Citing PatentFiling datePublication dateApplicantTitle
US6497712 *Feb 14, 2000Dec 24, 2002Fred T. FeasterKeratotomy surgery knife
US6663644 *Jun 2, 2000Dec 16, 2003Med-Logics, Inc.Cutting blade assembly for a microkeratome
US8739412 *Apr 23, 2008Jun 3, 2014Constantine M. GioiaUtility knife blade
US20120095417 *Oct 18, 2010Apr 19, 2012Warsaw Orthopedic, Inc.Surgical Delivery Instrument and Method
US20130036616 *Aug 11, 2011Feb 14, 2013Terry Lee WagenknechtDual point hobby knife blade
WO2003053258A1Dec 20, 2002Jul 3, 2003Alza CorpSkin-piercing microprojections having piercing depth control
Classifications
U.S. Classification606/167, 606/166, 606/172, 30/357, 30/351
International ClassificationA61B19/00, A61F9/013, A61B17/32
Cooperative ClassificationA61B2019/303, A61F9/0133, A61B19/46, A61B2019/462, A61B17/3211, A61B2017/320052
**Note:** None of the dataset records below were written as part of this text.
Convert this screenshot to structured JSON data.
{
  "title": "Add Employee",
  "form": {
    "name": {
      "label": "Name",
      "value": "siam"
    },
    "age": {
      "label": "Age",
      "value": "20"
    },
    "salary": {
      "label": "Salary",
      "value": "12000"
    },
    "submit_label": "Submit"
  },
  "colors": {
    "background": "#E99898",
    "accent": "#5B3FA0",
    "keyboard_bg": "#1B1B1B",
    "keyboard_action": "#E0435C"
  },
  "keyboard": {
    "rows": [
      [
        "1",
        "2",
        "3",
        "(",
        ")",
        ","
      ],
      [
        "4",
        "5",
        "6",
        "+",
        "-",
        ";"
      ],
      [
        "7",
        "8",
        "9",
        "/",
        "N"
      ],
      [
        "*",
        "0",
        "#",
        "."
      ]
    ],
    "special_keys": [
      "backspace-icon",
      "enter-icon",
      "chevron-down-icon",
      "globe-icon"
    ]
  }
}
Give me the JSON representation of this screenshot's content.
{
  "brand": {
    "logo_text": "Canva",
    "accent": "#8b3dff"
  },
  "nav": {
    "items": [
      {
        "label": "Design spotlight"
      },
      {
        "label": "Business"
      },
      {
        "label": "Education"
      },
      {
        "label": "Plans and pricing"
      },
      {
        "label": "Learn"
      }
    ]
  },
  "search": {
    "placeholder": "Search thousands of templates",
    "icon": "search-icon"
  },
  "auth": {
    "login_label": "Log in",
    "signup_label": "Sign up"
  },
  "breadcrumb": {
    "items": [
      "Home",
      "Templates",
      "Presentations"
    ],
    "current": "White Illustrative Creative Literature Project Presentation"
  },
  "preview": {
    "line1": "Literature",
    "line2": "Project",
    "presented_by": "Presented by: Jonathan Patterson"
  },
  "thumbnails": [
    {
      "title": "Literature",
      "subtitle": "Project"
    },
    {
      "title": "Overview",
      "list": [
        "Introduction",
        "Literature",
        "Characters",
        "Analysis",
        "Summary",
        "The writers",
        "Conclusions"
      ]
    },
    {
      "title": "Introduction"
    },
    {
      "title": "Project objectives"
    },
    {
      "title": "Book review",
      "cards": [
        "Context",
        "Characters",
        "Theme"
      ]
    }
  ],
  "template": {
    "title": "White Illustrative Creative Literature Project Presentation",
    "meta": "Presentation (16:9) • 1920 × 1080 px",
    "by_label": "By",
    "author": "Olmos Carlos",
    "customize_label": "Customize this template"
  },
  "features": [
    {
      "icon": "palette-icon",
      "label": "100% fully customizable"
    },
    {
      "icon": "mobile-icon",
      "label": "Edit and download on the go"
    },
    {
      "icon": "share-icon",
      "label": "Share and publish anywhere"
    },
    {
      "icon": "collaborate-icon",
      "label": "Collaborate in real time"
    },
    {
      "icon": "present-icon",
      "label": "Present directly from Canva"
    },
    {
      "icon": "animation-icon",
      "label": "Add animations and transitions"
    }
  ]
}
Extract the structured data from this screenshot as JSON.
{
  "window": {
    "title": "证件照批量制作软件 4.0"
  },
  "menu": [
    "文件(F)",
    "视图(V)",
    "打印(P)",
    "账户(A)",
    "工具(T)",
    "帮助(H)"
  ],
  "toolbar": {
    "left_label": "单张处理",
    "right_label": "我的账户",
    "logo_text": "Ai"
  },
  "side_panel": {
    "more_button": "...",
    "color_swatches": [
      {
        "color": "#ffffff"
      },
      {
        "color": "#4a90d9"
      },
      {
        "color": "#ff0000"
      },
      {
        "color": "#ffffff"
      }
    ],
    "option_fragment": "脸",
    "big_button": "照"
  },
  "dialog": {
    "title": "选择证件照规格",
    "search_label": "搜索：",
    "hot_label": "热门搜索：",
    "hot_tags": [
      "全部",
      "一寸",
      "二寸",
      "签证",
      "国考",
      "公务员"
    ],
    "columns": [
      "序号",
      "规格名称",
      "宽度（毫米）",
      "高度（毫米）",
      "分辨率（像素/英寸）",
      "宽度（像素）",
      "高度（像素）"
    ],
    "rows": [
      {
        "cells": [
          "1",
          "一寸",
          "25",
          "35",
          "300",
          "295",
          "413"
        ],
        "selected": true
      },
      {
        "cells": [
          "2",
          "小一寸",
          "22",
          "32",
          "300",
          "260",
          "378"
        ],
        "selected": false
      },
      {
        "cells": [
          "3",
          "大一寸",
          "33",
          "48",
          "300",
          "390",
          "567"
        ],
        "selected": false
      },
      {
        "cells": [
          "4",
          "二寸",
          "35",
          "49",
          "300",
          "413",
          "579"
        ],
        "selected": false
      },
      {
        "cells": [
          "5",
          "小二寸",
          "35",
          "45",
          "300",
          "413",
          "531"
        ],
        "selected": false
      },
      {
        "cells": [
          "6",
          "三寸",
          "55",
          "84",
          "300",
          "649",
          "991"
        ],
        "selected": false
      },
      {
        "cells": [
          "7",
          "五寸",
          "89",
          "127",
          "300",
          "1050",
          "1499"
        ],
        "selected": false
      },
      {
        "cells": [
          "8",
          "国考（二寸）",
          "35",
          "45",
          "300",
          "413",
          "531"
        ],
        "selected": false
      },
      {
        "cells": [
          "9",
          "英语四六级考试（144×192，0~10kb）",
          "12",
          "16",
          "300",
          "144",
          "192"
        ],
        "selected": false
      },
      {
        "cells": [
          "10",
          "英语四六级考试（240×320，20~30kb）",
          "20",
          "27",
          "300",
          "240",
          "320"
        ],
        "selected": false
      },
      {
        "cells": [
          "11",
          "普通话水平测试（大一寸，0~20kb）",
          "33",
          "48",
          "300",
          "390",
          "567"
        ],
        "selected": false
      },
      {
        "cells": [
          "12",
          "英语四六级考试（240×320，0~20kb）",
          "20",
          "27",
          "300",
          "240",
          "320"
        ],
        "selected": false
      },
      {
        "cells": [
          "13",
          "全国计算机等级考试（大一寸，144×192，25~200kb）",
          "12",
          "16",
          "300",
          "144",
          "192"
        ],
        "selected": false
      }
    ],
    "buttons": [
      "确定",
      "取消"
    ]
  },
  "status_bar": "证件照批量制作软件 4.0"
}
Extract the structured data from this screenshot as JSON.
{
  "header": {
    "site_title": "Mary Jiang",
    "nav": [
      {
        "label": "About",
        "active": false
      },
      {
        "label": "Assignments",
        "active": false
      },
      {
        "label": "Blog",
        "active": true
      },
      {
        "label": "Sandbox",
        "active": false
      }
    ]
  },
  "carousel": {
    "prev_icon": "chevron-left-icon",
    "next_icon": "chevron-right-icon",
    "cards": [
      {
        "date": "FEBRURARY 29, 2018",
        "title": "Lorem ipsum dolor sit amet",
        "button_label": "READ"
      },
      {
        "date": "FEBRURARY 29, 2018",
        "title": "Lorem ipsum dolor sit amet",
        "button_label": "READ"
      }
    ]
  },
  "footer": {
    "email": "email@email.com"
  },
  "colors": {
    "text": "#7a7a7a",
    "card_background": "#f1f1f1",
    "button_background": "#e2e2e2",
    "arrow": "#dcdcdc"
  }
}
European ClassificationA61F9/013K
Legal Events
DateCodeEventDescription
Nov 19, 2002FPExpired due to failure to pay maintenance fee
Effective date: 20020922
Sep 23, 2002LAPSLapse for failure to pay maintenance fees
Apr 9, 2002REMIMaintenance fee reminder mailed